In mammals, including humans, the cells that contract the heart muscle and enable it to beat do not regenerate after injury. After a heart attack, there is a dramatic loss of these heart muscle cells, and those that survive cannot effectively replicate. With fewer of these contractile cells, known as cardiomyocytes, the heart pumps less blood with each beat, leading to the increased mortality associated with heart disease.

Researchers have used mouse models to demonstrate a new approach to restart replication in existing cardiomyocytes — an injectable gel that slowly releases short gene sequences known as microRNAs into the heart muscle. Though the reasons cardiomyocytes don’t regenerate aren’t fully understood, the researchers used microRNAs that target signaling pathways related to cell proliferation and were able to inhibit some of the inherent “stop” signals that keep cardiomyocytes from replicating. This resulted in cardiomyocytes reactivating their proliferative potential. With more heart cells dividing and reproducing, mice treated with this gel after heart attack showed improved recovery in key clinically relevant categories.

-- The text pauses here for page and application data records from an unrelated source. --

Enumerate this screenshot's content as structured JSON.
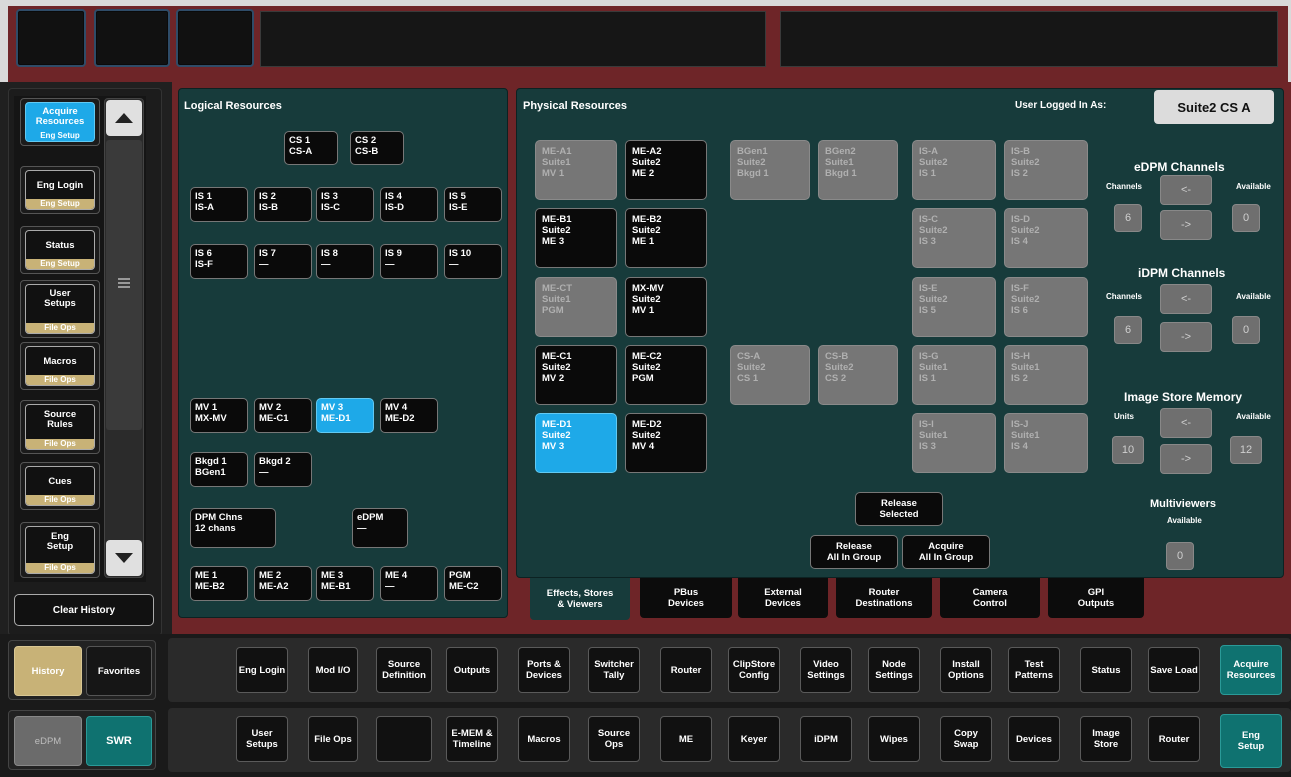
{
  "history": {
    "items": [
      {
        "label": "Acquire\nResources",
        "category": "Eng Setup"
      },
      {
        "label": "Eng Login",
        "category": "Eng Setup"
      },
      {
        "label": "Status",
        "category": "Eng Setup"
      },
      {
        "label": "User\nSetups",
        "category": "File Ops"
      },
      {
        "label": "Macros",
        "category": "File Ops"
      },
      {
        "label": "Source\nRules",
        "category": "File Ops"
      },
      {
        "label": "Cues",
        "category": "File Ops"
      },
      {
        "label": "Eng\nSetup",
        "category": "File Ops"
      }
    ],
    "clear_label": "Clear History"
  },
  "logical": {
    "title": "Logical Resources",
    "buttons": [
      "CS 1\nCS-A",
      "CS 2\nCS-B",
      "IS 1\nIS-A",
      "IS 2\nIS-B",
      "IS 3\nIS-C",
      "IS 4\nIS-D",
      "IS 5\nIS-E",
      "IS 6\nIS-F",
      "IS 7\n—",
      "IS 8\n—",
      "IS 9\n—",
      "IS 10\n—",
      "MV 1\nMX-MV",
      "MV 2\nME-C1",
      "MV 3\nME-D1",
      "MV 4\nME-D2",
      "Bkgd 1\nBGen1",
      "Bkgd 2\n—",
      "DPM Chns\n12 chans",
      "eDPM\n—",
      "ME 1\nME-B2",
      "ME 2\nME-A2",
      "ME 3\nME-B1",
      "ME 4\n—",
      "PGM\nME-C2"
    ]
  },
  "physical": {
    "title": "Physical Resources",
    "user_label": "User Logged In As:",
    "user_value": "Suite2 CS A",
    "buttons": [
      "ME-A1\nSuite1\nMV 1",
      "ME-A2\nSuite2\nME 2",
      "BGen1\nSuite2\nBkgd 1",
      "BGen2\nSuite1\nBkgd 1",
      "IS-A\nSuite2\nIS 1",
      "IS-B\nSuite2\nIS 2",
      "ME-B1\nSuite2\nME 3",
      "ME-B2\nSuite2\nME 1",
      "IS-C\nSuite2\nIS 3",
      "IS-D\nSuite2\nIS 4",
      "ME-CT\nSuite1\nPGM",
      "MX-MV\nSuite2\nMV 1",
      "IS-E\nSuite2\nIS 5",
      "IS-F\nSuite2\nIS 6",
      "ME-C1\nSuite2\nMV 2",
      "ME-C2\nSuite2\nPGM",
      "CS-A\nSuite2\nCS 1",
      "CS-B\nSuite2\nCS 2",
      "IS-G\nSuite1\nIS 1",
      "IS-H\nSuite1\nIS 2",
      "ME-D1\nSuite2\nMV 3",
      "ME-D2\nSuite2\nMV 4",
      "IS-I\nSuite1\nIS 3",
      "IS-J\nSuite1\nIS 4"
    ],
    "release_selected": "Release\nSelected",
    "release_all": "Release\nAll In Group",
    "acquire_all": "Acquire\nAll In Group"
  },
  "edpm": {
    "title": "eDPM Channels",
    "channels_label": "Channels",
    "available_label": "Available",
    "decrease": "<-",
    "increase": "->",
    "channels_value": "6",
    "available_value": "0"
  },
  "idpm": {
    "title": "iDPM Channels",
    "channels_label": "Channels",
    "available_label": "Available",
    "decrease": "<-",
    "increase": "->",
    "channels_value": "6",
    "available_value": "0"
  },
  "image_store": {
    "title": "Image Store Memory",
    "units_label": "Units",
    "available_label": "Available",
    "decrease": "<-",
    "increase": "->",
    "units_value": "10",
    "available_value": "12"
  },
  "multiviewers": {
    "title": "Multiviewers",
    "available_label": "Available",
    "available_value": "0"
  },
  "tabs": [
    "Effects, Stores\n& Viewers",
    "PBus\nDevices",
    "External\nDevices",
    "Router\nDestinations",
    "Camera\nControl",
    "GPI\nOutputs"
  ],
  "mode": {
    "history": "History",
    "favorites": "Favorites",
    "edpm": "eDPM",
    "swr": "SWR"
  },
  "nav_row1": [
    "Eng Login",
    "Mod I/O",
    "Source\nDefinition",
    "Outputs",
    "Ports &\nDevices",
    "Switcher\nTally",
    "Router",
    "ClipStore\nConfig",
    "Video\nSettings",
    "Node\nSettings",
    "Install\nOptions",
    "Test\nPatterns",
    "Status",
    "Save Load",
    "Acquire\nResources"
  ],
  "nav_row2": [
    "User\nSetups",
    "File Ops",
    "",
    "E-MEM &\nTimeline",
    "Macros",
    "Source\nOps",
    "ME",
    "Keyer",
    "iDPM",
    "Wipes",
    "Copy\nSwap",
    "Devices",
    "Image\nStore",
    "Router",
    "Eng\nSetup"
  ],
  "colors": {
    "panel_bg": "#173b3b",
    "frame_red": "#6e2528",
    "selected_blue": "#1ea9e8",
    "active_teal": "#0f7270",
    "category_tan": "#c8b277"
  }
}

MicroRNA-based therapies have been studied in the past but delivering the right dose to the right place has been a consistent challenge. Biologic drugs turn over very fast — the microRNAs used in tests last less than eight hours in the bloodstream, so having a high local concentration has strong advantages.

Their short lifespan means that if patients were treated systemically, they would need to be injected frequently with large doses to ensure that a sufficient amount of microRNAs reaches their target in the heart. And because these microRNAs are designed to promote cell proliferation, there would be a risk of tumor-producing, off-target effects.

The most important traits of the gel are that it is shear-thinning and self-healing. Shear-thinning means it has bonds that can be broken under mechanical stress, making it more fluid and allowing it to flow through a syringe or catheter. Self-healing means that when stress is removed, the gel’s bonds re-form, allowing it to stay in place within the heart muscle. In addition to the bonds that give the gel its consistency, the gel features attachment sites that keep the microRNAs in place. As the gel breaks down, it loses its grip on the microRNAs, which can slip out of the gel and into the cardiomyocytes.

While encapsulated, the microRNAs are also protected from degradation, maximizing the time period that they can be effective without the risk of invading off-target cells.

Next steps involve testing human heart cells in vitro, and conducting physiological experiments in animals with more human-like hearts, such as pigs. More than a potentially life-prolonging treatment itself, the microRNA-gel approach represents a new, more direct avenue for precision regenerative medicine.

For more information, contact Evan Lerner at This email address is being protected from spambots. You need JavaScript enabled to view it.; 215-573-6604.